The last episode started out with a heart-to-heart between secret adversaries Stan Beeman and Philip Jennings that felt reminiscent of the coffee shop conversation from Heat. It's a tremendous moment, when two people of equal talent, wisdom, and cunning at their opposing purposes can speak on the same level and share their perspectives. That seems to be the ultimate purpose for this episode, to accurately portray each character and faction as having a perfectly reasonable view of the huge mess they are all in.
I'm somewhat surprised to see the FBI having any knowledge of the CIA's targeting of three generals in Moscow, but the show seems to portray the American agencies as teo different departments of the same entity. Like a sales department and an IT team, they both are told of the company victories at the big staff meetings, right? At any rate, we lose General Zhukov, who does more in this episode's flashbacks than he ever did in the series up to this point. He's a character designed for exposition and a late-in-the-season plot development, so seeing him go was no surprise.
But back to the lack of suburban bliss in Virginia. Sandra Beeman and Elizabeth are hitting the town, and the perpetually spaced out or absent FBI agent's wife spills her guts at the drop of one Harvey Wallbanger. Sandra is a good person, who is under an unnatural amount of stress for someone who never signed on to be involved in the secret clandestine war. She finally is at her breaking point when she has the temerity to call FBI headquarters and ask after her wayward Stan. Just as with the Jennings marriage, the problem is less that Stan is clearly cheating on Sandra, and more that he refuses to communicate with her in any way, shape, or form. We know the insane places and stress the job takes him, but from her perspective, he's just an empty vessel because that's all he's shown her since coming back from his mysterious undercover work.
Evidently, such US federal law enforcement work breeds a level of degenerate ruthlessness.
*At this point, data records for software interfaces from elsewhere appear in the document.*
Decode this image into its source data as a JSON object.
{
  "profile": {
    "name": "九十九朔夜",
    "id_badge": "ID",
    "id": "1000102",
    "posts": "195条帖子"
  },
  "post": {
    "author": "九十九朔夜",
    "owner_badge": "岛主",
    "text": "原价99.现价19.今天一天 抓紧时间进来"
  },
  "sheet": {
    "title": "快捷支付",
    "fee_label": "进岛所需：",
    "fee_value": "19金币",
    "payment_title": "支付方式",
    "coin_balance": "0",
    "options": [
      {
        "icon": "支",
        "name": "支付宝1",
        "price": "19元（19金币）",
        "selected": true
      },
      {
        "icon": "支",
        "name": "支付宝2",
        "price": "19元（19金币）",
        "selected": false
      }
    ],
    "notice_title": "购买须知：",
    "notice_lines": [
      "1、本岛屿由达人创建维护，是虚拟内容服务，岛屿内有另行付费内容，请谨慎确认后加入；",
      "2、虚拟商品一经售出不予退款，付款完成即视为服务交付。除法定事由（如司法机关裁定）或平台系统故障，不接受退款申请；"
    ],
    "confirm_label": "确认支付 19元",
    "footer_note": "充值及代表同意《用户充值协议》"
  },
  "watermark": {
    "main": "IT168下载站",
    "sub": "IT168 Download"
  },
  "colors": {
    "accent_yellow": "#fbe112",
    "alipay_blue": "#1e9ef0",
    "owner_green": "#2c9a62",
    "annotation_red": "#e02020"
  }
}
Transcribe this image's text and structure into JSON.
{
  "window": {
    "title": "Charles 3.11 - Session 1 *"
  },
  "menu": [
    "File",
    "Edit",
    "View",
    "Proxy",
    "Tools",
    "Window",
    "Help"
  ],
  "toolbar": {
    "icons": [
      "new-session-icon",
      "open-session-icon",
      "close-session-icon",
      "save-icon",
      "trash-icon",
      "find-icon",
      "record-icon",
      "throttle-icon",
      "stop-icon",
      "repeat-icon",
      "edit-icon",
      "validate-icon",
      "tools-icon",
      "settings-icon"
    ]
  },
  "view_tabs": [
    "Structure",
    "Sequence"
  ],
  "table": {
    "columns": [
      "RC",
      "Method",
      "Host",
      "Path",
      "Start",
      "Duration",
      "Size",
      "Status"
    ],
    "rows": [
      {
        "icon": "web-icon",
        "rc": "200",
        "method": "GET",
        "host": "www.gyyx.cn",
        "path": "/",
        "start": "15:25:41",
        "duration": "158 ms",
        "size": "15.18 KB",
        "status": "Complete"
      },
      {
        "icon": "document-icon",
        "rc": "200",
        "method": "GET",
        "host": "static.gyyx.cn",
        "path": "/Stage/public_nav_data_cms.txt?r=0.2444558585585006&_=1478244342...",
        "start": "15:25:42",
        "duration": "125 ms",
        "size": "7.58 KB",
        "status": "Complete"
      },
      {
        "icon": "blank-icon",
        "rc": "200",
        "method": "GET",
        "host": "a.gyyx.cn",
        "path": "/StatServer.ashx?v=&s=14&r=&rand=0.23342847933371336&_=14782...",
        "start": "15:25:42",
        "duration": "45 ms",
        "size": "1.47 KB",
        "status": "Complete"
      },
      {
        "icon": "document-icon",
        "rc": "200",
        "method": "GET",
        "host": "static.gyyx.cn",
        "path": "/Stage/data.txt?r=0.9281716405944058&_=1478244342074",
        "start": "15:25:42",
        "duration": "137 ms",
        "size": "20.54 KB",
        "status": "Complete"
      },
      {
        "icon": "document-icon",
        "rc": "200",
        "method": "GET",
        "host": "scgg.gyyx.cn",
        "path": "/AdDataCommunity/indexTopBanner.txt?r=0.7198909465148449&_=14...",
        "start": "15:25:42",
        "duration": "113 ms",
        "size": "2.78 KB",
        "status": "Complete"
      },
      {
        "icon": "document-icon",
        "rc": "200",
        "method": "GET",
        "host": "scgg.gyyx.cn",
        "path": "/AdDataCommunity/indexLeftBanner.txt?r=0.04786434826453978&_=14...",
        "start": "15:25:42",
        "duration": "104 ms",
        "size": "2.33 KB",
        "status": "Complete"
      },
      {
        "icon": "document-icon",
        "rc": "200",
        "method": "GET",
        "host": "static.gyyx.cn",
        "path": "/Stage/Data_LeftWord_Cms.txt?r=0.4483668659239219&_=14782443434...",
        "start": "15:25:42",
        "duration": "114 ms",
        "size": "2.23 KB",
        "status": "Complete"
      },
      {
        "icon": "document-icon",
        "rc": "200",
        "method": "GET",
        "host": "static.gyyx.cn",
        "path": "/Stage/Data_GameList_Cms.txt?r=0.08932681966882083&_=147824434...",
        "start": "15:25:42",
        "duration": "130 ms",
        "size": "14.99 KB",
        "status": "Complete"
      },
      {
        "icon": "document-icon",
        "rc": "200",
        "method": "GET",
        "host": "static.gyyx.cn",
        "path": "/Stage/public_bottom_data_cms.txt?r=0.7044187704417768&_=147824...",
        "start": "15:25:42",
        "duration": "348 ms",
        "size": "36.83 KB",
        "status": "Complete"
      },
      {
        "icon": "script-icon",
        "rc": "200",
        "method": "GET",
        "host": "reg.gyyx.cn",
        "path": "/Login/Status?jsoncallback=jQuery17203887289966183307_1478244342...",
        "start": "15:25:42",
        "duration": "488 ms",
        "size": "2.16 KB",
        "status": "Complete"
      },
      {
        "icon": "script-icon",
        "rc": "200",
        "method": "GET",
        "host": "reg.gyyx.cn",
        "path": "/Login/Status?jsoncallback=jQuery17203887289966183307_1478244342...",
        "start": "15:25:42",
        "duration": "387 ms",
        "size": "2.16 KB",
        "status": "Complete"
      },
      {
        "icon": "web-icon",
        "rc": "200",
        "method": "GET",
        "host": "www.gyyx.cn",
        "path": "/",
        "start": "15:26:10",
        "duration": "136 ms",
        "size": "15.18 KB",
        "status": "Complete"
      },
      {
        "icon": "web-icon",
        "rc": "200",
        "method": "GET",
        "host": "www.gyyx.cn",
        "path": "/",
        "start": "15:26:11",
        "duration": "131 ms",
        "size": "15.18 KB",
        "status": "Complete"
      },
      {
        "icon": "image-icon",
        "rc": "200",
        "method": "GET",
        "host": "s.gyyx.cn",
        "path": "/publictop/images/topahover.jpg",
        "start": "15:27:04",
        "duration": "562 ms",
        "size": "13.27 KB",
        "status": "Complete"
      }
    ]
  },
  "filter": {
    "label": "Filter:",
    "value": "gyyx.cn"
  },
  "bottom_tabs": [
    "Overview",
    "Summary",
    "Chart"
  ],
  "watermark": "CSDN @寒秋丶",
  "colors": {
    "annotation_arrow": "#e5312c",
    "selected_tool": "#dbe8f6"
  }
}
From the perspective of the KGB, the CIA are a disgusting brute squad, gestapo with federal credentials. The Soviet Union decides to withdraw from battle and let General Zhukov's death go unanswered. I'm not terribly surprised, since all of the casualties on the American side were accidents, failures to prevent escalation, and freak happenstances. From their perspective, things are entirely out of their control, and that's not smart. But Claudia is palpably pissed. She aims Elizabeth at Robinson, ostensibly because she also wanted revenge for Zhukov's death (apparently they were something of an item).
But what it really looks like is that Claudia is testing Team Jennings. To what end? Well, would Philip go along with an unsanctioned snatch and execution if his wife asked it of him? Would true believer Elizabeth violate orders so spectacularly if a personal vendetta took precedent? Would they be smart enough to figure out that Claudia gave Robinson's name and title to them on purpose? Claudia insists that everything she's doing is to support her operatives, and I think in her own sick way she's serious. She thinks that to best help them she has to have intimate control over their thoughts and actions, and answering all those questions is an efficient way to assume that control. It's a really twisted perspective, but you can see the logic to it.
-Nina gets her first assignment, and an office, and the distinction of being a "senior luitenant" in the big leagues. Pretty soon, it's going to look better on the home team than it does working for the opposition.
-"That's how capitalism works," according to Philip, "You make something, and then you sell it." He doesn't seem to find that concept particularly evil or backwards, the way Elizabeth might.
-Philip hasn't gotten the hang of being "fun absentee dad" and the kids are resigned to nature shows and hotel vending machines, along with the odd public urination. Beauty.